On Thursday, Pakistan’s sovereign dollar bonds rallied on the back of the IMF deal.
How will the bailout impact the upcoming elections?
While the IMF bailout provides some wiggle room to try to tackle the country’s economic turmoil, it is unclear whether the announcement will bolster Sharif and his PML-N party’s chances at the polling booth.
“This [bailout] will help the government to salvage the loss in popularity of high inflation and negative growth in the last year. This bodes well for the government,” economist Khizr said.
“However, their popularity will remain low due to bad economic management and purchasing power erosion,” he added.
Since former Prime Minister Khan was removed in a vote of no confidence in April 2022 led by the Pakistan Democratic Movement (PDM) – a ruling coalition of more than a dozen parties, including Sharif’s PML-N – the political crisis in the country has gone from bad to worse.
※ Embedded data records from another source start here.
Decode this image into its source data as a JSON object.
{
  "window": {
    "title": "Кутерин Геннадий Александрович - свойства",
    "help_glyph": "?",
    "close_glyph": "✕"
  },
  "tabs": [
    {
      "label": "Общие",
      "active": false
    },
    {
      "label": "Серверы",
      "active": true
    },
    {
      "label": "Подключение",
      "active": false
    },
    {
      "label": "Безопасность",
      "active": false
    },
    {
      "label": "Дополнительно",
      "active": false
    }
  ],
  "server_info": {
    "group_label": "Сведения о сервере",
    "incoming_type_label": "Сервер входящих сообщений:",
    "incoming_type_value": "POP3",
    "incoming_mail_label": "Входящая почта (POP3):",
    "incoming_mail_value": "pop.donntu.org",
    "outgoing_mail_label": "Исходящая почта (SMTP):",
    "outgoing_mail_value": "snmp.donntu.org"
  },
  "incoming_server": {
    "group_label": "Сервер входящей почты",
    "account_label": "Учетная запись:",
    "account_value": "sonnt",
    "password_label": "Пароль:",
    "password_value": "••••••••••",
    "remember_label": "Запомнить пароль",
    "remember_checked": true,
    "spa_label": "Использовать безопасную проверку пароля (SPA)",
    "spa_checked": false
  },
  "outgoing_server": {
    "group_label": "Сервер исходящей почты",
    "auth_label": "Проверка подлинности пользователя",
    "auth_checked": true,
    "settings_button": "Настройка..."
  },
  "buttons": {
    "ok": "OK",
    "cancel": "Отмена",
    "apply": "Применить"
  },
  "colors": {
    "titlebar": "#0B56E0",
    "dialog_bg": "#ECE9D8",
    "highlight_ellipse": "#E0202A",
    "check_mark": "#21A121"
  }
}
In March, a survey published by the polling group Gallup reported that some 62 percent of people in the country blamed the PDM for Pakistan’s economic woes.
Meanwhile, among the 2,000 respondents, some 61 percent had a favourable opinion of Khan, who has also won a majority of national and provincial by-elections that took place in the past year and that have cemented his popularity in the country.
However, Khan’s political future looks uncertain too after the violent protests that occurred following his brief arrest on May 9, which included attacks on military installations. Thousands have been arrested, many without any formal charges, and military courts have been announced to try the alleged perpetrators.